Contact us here to see how our payroll-based journal software can improve your PBJ reporting.

4 Ways Payroll-Based Journal Software Streamlines PBJ Reporting in Nursing Homes

There are several strategies nursing homes can employ to improve their PBJ reporting process and meet the CMS’ compliance requirements: 

  1. Invest in payroll-based journal software 

Simplify and streamline the PBJ report process by investing in payroll-based journal (PBJ) software that automates data collection and reporting, reducing the risk of errors and providing real-time access to staffing data. This can help nursing homes make informed decisions about staffing levels and employee scheduling.

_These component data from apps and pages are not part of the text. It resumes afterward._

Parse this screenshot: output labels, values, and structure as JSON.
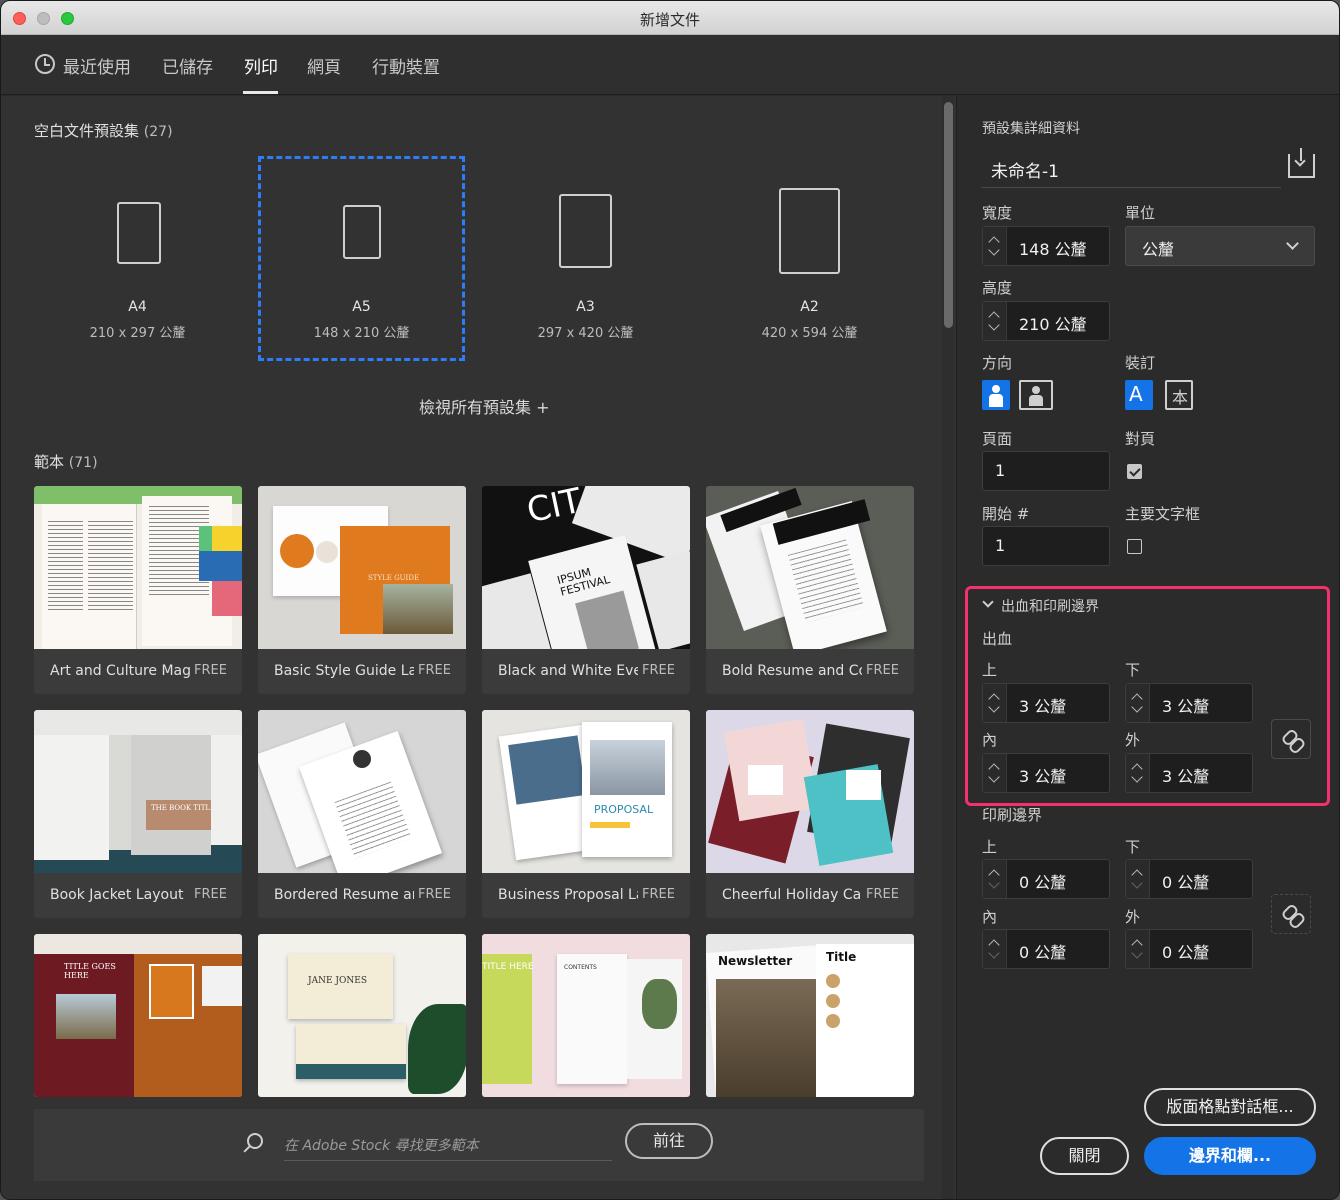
{
  "window": {
    "title": "新增文件"
  },
  "tabs": [
    "最近使用",
    "已儲存",
    "列印",
    "網頁",
    "行動裝置"
  ],
  "active_tab": "列印",
  "presets_section": {
    "title": "空白文件預設集",
    "count": "(27)"
  },
  "presets": [
    {
      "name": "A4",
      "size": "210 x 297 公釐"
    },
    {
      "name": "A5",
      "size": "148 x 210 公釐",
      "selected": true
    },
    {
      "name": "A3",
      "size": "297 x 420 公釐"
    },
    {
      "name": "A2",
      "size": "420 x 594 公釐"
    }
  ],
  "view_all": "檢視所有預設集 +",
  "templates_section": {
    "title": "範本",
    "count": "(71)"
  },
  "templates": [
    {
      "name": "Art and Culture Mag...",
      "badge": "FREE"
    },
    {
      "name": "Basic Style Guide La...",
      "badge": "FREE"
    },
    {
      "name": "Black and White Eve...",
      "badge": "FREE"
    },
    {
      "name": "Bold Resume and Co...",
      "badge": "FREE"
    },
    {
      "name": "Book Jacket Layout",
      "badge": "FREE"
    },
    {
      "name": "Bordered Resume an...",
      "badge": "FREE"
    },
    {
      "name": "Business Proposal La...",
      "badge": "FREE"
    },
    {
      "name": "Cheerful Holiday Car...",
      "badge": "FREE"
    }
  ],
  "thumb_text": {
    "cit": "CIT",
    "ipsum": "IPSUM FESTIVAL",
    "style_guide": "STYLE GUIDE",
    "book_title": "THE BOOK TITLE",
    "proposal": "PROPOSAL",
    "title_goes_here": "TITLE GOES HERE",
    "jane_jones": "JANE JONES",
    "title_here": "TITLE HERE",
    "contents": "CONTENTS",
    "newsletter": "Newsletter",
    "title": "Title"
  },
  "stock": {
    "placeholder": "在 Adobe Stock 尋找更多範本",
    "go_label": "前往"
  },
  "details": {
    "header": "預設集詳細資料",
    "preset_name": "未命名-1",
    "width_label": "寬度",
    "width_value": "148 公釐",
    "units_label": "單位",
    "units_value": "公釐",
    "height_label": "高度",
    "height_value": "210 公釐",
    "orientation_label": "方向",
    "binding_label": "裝訂",
    "pages_label": "頁面",
    "pages_value": "1",
    "facing_label": "對頁",
    "facing_checked": true,
    "start_label": "開始 #",
    "start_value": "1",
    "primary_frame_label": "主要文字框",
    "primary_frame_checked": false,
    "bleed_slug_section": "出血和印刷邊界",
    "bleed_label": "出血",
    "bleed": {
      "top_label": "上",
      "top": "3 公釐",
      "bottom_label": "下",
      "bottom": "3 公釐",
      "inside_label": "內",
      "inside": "3 公釐",
      "outside_label": "外",
      "outside": "3 公釐"
    },
    "slug_label": "印刷邊界",
    "slug": {
      "top_label": "上",
      "top": "0 公釐",
      "bottom_label": "下",
      "bottom": "0 公釐",
      "inside_label": "內",
      "inside": "0 公釐",
      "outside_label": "外",
      "outside": "0 公釐"
    }
  },
  "buttons": {
    "layout_grid": "版面格點對話框...",
    "close": "關閉",
    "margins_columns": "邊界和欄..."
  },
  "colors": {
    "accent": "#1473e6",
    "selection": "#2e7cf6",
    "highlight": "#f5306c"
  }
}
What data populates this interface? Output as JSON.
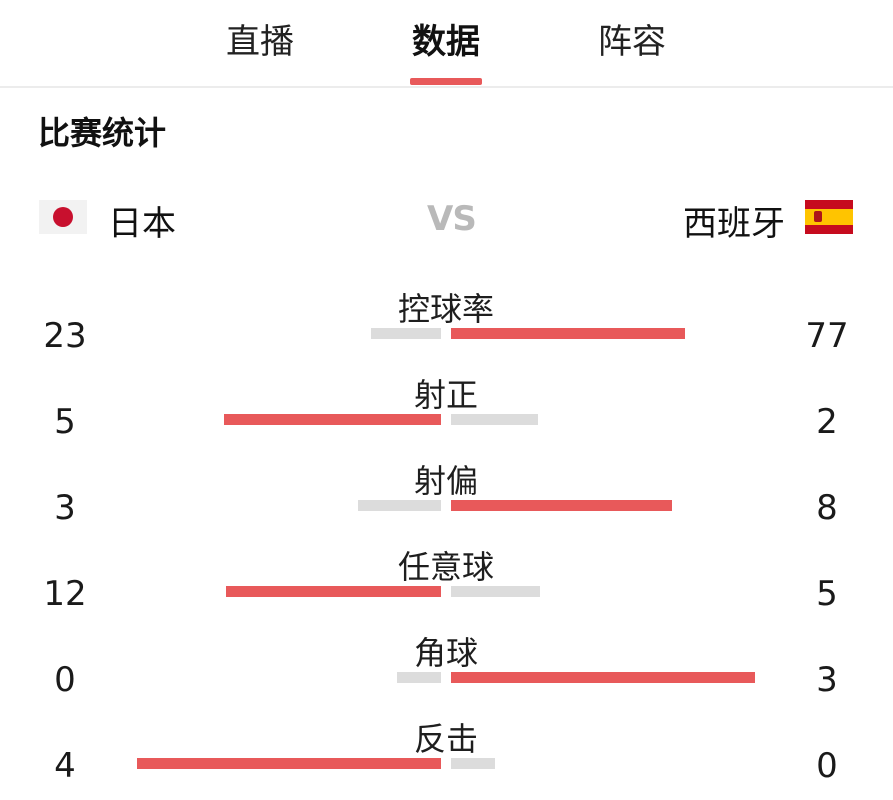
{
  "tabs": [
    {
      "label": "直播",
      "active": false
    },
    {
      "label": "数据",
      "active": true
    },
    {
      "label": "阵容",
      "active": false
    }
  ],
  "section_title": "比赛统计",
  "teams": {
    "home": {
      "name": "日本",
      "flag": "japan-flag-icon"
    },
    "vs": "VS",
    "away": {
      "name": "西班牙",
      "flag": "spain-flag-icon"
    }
  },
  "colors": {
    "accent": "#e8595a",
    "bar_track": "#dcdcdc",
    "vs": "#b9b9b9"
  },
  "stats": [
    {
      "label": "控球率",
      "home": "23",
      "away": "77"
    },
    {
      "label": "射正",
      "home": "5",
      "away": "2"
    },
    {
      "label": "射偏",
      "home": "3",
      "away": "8"
    },
    {
      "label": "任意球",
      "home": "12",
      "away": "5"
    },
    {
      "label": "角球",
      "home": "0",
      "away": "3"
    },
    {
      "label": "反击",
      "home": "4",
      "away": "0"
    }
  ]
}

Effective PBJ software will automatically collect and organize direct care staff hours, pay rates, and job titles from the payroll system. This eliminates the need for time-consuming manual data entry that is prone to errors.

  1. Train staff on payroll processing 

Adequate staff training ensures accuracy in payroll-based journal (PBJ) mandatory reporting and processing. Therefore, nursing homes should look for effective training programs that teach staff how to properly use the facility’s PBJ software, so they can track and report employee hours accurately and meet the CMS’ regulations.

  1. Implement time clocks 

Advance PBJ software programs will have a built-in time clock function that eliminates the need for third-party punch clock applications, streamlining the process for nursing homes. Furthermore, payroll systems will have an automation feature that allows nursing homes to import and export direct care hours to Excel rather than manually submitting them, saving time and money.

  1. Automated electronic PBJ reports

As mentioned, nursing homes and other long-term care facilities must submit the CMS PBJ report quarterly. This means that either HR or payroll staff must keep tabs on the PBJ deadlines to ensure they are not missed. Using a robust PBJ software system that can automatically submit PBJ reports will ensure that facilities do not miss the CMS’ PBJ due dates. 

Nursing homes can ensure accurate and efficient payroll management by implementing these strategies. Whether it’s training staff on payroll processing or implementing time clocks, nursing homes have tools at their disposal to ensure PBJ reporting is done accurately, efficiently, and—most importantly—in compliance with the CMS’ requirements.

Achieving an Accurate PBJ Report Using PBJ Software

If nursing homes and other long-term care facilities want to ensure they submit an accurate PBJ report every quarter, a practical solution is to invest in a powerful payroll-based software that can improve the accuracy, efficiency, and staffing management of payroll processing. 

The benefits of using PBJ software for PBJ reporting are clear, especially with automated data entry and reporting processes. Payroll processing becomes much faster and more accurate, reducing the risk of human error and saving valuable time. 

Furthermore, advanced payroll systems will have payroll-specific features, such as:

Staff members use the facility's payroll-based journal software to ensure all documented hours are accurate.
Payroll-based journal software simplifies and streamlines the PBJ reporting process.
  • An in-house payroll system rather than a third-party punch clock app saves the facility time, money, and effort, so they do not need to invest in a third-party app
  • An automated calendar that submits PBJ reports electronically every quarter ensures facilities will not miss PBJ deadlines
  • A built-in application to import time or clocked-in hours from third-party vendors ensures all data is transferred accurately and efficiently
  • An automated payroll-tracking device ensures all hours are recorded accurately

For more on recent trends in long-term care, read our blog and subscribe to the LTC Heroes podcast